Com. P. Mladenov said that we were very much concerned with the development of the events in PPR. Poland is heading for an extremely difficult time. The issue "who will win" is being contested, the fate of Poland is at stake. This requires urgent and resolute actions. Any further compromise will result in yielding power and the annihilation of the Communists. The counterrevolution will not miss the chance for savage reprisals. Lists of those who are to be physically destroyed have probably already been made up. It is known from experience that counterrevolution is very much the same everywhere. In Poland it is not any better than it was in Hungary in 1956. If steps for its suppression are not taken now, it might be too late later, especially when the newly recruited conscripts enter the army. A delay in delivering a blow [against the counterrevolution] will result in loss of power and the restoration of capitalism. It should be clear that if new elections were to be held, anti-socialist forces would take power.
Com. Mladenov drew attention to the fact that the West's speculations on a Soviet intervention in Poland were discontinued. The Soviet Union, however, cannot be indifferent towards the future developments in Poland, and Poland cannot go ahead without Soviet deliveries of petrol, gas, ores and other raw materials, [in short] without the comprehensive Soviet aid. That is why the Polish comrades must undertake the necessary steps for defeating the counter-revolution themselves, and the sooner it is done, the less bloodshed there will be. They should not fear strikes. If strikes are declared they will last a week or two, and then will be given up. This is not the worst that could be.
Comrade Mladenov told Naperaj that Com. Zhivkov will openly express our position on the events in PPR to Stanislaw Kania.

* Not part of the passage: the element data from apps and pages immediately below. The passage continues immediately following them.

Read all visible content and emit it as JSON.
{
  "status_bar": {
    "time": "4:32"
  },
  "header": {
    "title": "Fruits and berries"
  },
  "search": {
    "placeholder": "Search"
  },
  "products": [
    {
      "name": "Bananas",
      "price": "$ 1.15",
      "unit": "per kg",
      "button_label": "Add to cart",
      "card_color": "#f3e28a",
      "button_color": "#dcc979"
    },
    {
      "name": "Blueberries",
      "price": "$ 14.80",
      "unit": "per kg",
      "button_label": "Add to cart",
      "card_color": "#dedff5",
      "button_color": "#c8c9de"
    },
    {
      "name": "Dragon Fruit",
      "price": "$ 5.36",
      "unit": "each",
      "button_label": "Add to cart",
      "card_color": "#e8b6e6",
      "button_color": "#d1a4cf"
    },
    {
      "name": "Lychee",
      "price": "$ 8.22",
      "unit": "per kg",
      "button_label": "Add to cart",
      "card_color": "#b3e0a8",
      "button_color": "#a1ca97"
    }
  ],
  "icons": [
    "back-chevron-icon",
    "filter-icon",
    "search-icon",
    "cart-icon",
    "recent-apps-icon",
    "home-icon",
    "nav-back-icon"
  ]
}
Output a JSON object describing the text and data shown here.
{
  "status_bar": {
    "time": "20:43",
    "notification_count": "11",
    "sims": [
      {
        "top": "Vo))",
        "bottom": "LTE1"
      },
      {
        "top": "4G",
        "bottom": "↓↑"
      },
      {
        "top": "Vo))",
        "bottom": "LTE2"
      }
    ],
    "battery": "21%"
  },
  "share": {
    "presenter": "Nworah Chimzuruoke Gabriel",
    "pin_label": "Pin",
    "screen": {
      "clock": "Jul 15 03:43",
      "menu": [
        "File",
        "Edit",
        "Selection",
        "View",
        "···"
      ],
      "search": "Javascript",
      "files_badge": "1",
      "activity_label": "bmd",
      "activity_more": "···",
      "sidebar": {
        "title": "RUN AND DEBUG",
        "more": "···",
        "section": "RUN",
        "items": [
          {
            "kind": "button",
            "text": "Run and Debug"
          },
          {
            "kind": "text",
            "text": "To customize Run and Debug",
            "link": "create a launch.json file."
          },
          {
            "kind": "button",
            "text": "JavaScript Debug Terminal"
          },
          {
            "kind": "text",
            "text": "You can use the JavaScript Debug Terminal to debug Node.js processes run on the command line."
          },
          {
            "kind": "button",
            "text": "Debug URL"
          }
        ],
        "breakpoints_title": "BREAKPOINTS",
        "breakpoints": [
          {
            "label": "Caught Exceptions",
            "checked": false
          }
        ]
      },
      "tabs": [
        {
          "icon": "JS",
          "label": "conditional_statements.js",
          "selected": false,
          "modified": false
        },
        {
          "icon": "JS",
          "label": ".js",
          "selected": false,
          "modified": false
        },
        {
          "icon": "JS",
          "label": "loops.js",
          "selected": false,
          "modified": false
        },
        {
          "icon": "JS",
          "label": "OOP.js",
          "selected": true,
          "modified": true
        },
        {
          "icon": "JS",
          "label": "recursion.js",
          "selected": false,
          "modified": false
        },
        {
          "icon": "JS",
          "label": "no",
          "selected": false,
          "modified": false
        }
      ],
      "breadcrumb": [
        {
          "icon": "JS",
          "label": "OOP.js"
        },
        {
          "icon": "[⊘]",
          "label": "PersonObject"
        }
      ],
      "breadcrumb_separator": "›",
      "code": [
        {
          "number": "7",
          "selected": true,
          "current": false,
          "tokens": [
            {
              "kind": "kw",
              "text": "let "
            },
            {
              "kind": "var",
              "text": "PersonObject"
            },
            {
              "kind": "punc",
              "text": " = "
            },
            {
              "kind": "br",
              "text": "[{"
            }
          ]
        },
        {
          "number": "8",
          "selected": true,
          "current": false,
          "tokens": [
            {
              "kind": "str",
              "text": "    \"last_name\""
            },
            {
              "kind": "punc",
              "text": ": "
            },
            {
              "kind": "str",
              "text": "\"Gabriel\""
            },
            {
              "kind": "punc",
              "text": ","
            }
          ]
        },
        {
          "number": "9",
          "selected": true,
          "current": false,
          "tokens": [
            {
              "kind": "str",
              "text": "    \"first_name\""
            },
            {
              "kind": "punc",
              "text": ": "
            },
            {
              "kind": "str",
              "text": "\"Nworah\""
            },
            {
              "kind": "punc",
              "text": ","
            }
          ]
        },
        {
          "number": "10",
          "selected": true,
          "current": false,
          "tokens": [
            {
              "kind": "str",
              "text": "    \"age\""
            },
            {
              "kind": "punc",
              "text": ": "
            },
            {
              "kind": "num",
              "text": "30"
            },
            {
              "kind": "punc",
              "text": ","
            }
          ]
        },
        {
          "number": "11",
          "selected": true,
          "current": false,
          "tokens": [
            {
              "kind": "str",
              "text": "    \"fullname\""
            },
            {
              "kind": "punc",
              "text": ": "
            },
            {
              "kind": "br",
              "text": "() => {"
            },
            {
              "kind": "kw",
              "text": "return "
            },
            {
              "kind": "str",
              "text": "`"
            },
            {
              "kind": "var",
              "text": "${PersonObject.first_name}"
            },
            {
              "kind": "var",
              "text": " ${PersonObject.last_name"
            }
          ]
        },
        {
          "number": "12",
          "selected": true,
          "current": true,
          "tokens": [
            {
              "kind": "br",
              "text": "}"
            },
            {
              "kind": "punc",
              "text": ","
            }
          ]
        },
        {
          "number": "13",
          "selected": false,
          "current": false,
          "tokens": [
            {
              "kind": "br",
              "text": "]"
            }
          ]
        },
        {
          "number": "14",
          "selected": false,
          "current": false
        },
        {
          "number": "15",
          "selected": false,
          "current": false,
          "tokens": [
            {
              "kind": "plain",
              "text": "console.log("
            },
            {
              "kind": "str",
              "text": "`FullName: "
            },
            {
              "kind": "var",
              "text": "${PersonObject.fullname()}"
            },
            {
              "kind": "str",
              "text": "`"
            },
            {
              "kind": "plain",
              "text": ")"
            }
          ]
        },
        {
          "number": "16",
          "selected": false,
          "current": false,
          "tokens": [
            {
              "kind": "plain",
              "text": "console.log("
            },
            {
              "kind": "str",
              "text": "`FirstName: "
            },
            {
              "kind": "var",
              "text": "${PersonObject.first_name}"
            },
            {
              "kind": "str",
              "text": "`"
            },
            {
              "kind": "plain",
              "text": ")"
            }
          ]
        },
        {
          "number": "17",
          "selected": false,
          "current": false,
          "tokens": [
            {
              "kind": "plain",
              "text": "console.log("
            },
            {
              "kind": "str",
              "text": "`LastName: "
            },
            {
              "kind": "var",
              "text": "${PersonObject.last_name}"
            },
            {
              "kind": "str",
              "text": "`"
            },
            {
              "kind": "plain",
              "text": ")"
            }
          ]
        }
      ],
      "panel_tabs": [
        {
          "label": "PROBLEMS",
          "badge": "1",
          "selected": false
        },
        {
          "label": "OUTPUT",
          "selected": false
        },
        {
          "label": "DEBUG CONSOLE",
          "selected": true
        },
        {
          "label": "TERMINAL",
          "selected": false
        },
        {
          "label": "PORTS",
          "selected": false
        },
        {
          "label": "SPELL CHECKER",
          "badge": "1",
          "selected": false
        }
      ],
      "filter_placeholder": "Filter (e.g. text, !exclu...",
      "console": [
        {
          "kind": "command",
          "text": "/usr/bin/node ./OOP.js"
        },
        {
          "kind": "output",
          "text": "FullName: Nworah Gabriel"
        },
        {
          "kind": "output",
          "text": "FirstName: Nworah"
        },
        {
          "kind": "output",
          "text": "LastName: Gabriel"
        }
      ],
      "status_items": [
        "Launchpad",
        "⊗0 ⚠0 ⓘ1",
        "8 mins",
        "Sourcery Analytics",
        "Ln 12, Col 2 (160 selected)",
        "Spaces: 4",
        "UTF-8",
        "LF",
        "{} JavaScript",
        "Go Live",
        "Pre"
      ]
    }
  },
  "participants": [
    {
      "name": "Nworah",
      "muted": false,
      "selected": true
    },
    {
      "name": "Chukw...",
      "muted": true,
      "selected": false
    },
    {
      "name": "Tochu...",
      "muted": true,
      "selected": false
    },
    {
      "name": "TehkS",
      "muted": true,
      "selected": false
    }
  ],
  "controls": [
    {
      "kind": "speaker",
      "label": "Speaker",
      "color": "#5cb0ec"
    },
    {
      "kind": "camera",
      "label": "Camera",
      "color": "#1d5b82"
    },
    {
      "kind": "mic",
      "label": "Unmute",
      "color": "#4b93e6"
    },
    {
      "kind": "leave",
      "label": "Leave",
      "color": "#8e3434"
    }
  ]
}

Georgi Georgiev, deputy-chief of the Second Department [Ministry of Foreign Affairs] was present on the meeting.
Sofia, 7 Oct[ober] 1981
signature: ( illegible )